Before coming to Canada, I used to live in Iran, where the education system works quite differently than it does here. In high school, students don’t get to choose their courses, the first year of high school is general and the courses are the same for everyone; and for the rest, students have 3 categories to choose from: Mathematics, Science and Social Sciences. Choosing each one, the student will be given a fixed time table for the next 3 years of high school. In fact, students in any of the categories study almost the same courses, except they will receive a thorough education in their subject of choice. But they all have to take courses such as Persian Grammar, Arabic, English, History, Geography, etc.
It doesn’t end here. Before entering university, all students have to participate in a country wide exam which consists of more than 200 multiple choice questions that have to be answered all in less than 4 hours. As you can guess, it’s almost impossible to have a good future without doing lots of study in that education system. Therefore, for us students, it’s not a choice of is it worth it or not; whether we do study that much and we might become successful, otherwise the chances are less than 1% (no exaggerating here). But, for parents all around the world that live in a country with much more open and easier education system, do you think it’s worth it for your child?
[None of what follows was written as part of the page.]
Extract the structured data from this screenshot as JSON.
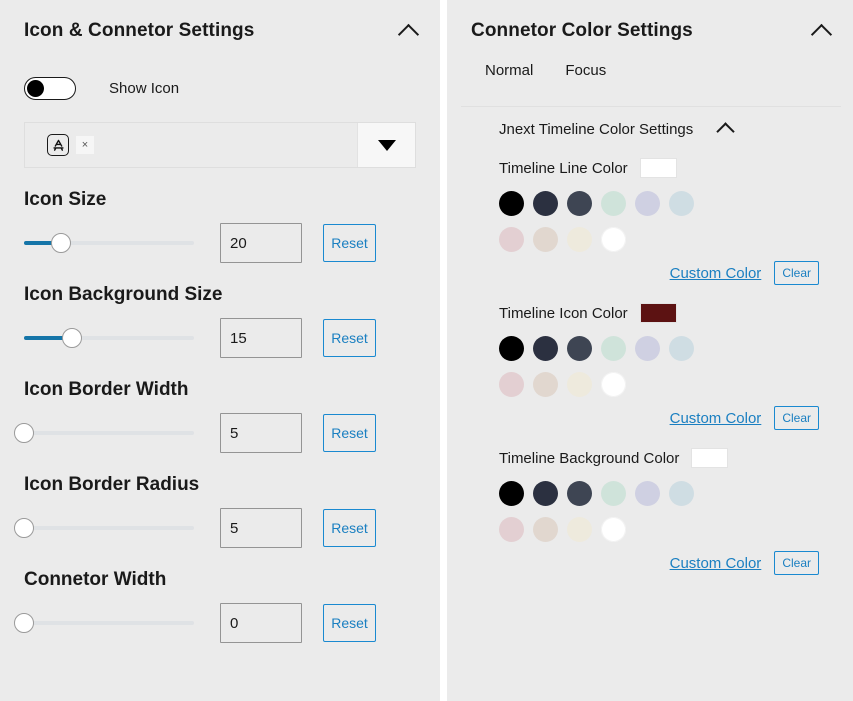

Well, let me make it easy, NO. It’s not worth it. Why? Here are the reasons. I experienced what it’s like to be in that type of education system, since I lived in Iran for more than 16 years. It was like never ending pain. I had to quit playing music, my karate class and stop enjoying my hobbies when I was only 12 years old. I know, that doesn’t sound like fun; and it’s not. When each day I had to wake up at 6 and go to school and study the hardest materials one can find, only in middle school and high school. To some extent, anyone would enjoy studying. I’m that type of person. In fact I love it. But when it gets to a point where a 12 year old child has to study about 4 hours everyday to pass his courses, I don’t think it’d be delicate anymore. The one and half year that I’ve been here in Canada, I hardly saw any senior high school student study more than 2 hours each day.
You might argue, well, not everyone has to go to university to make a living because there are lots of other opportunities outside. Um, you are partly right. In developed countries that’s almost true; one can easily find a job right after finishing high school or college; but it’s quite different in developing countries. In those countries, people with bachelors and masters can hardly find jobs. I think you can see where this is going, and you’re right: if that’s the case, there’s basically no chance what so ever that a high school graduate will be able to find work.
So, in those countries for most people in most subjects, university education is the only way to go, and I already discussed the barriers.
In conclusion, I hope you’ve gained at least some more information about education around the world and hopefully learned something new. If you are a parent, or a person in charge, try to consider students and their lives before making decisions about their education. They are only kids, let them have a good childhood, not one that’s ruined with the pressure of different courses and studies.
If this article made an influence, please re-share it with the hope of more people getting to know what life is like for any child or young person that’s forced to do lots of studies,without having any other choice to build their future. I’m looking forward to hear from any of you who spent time and read my article.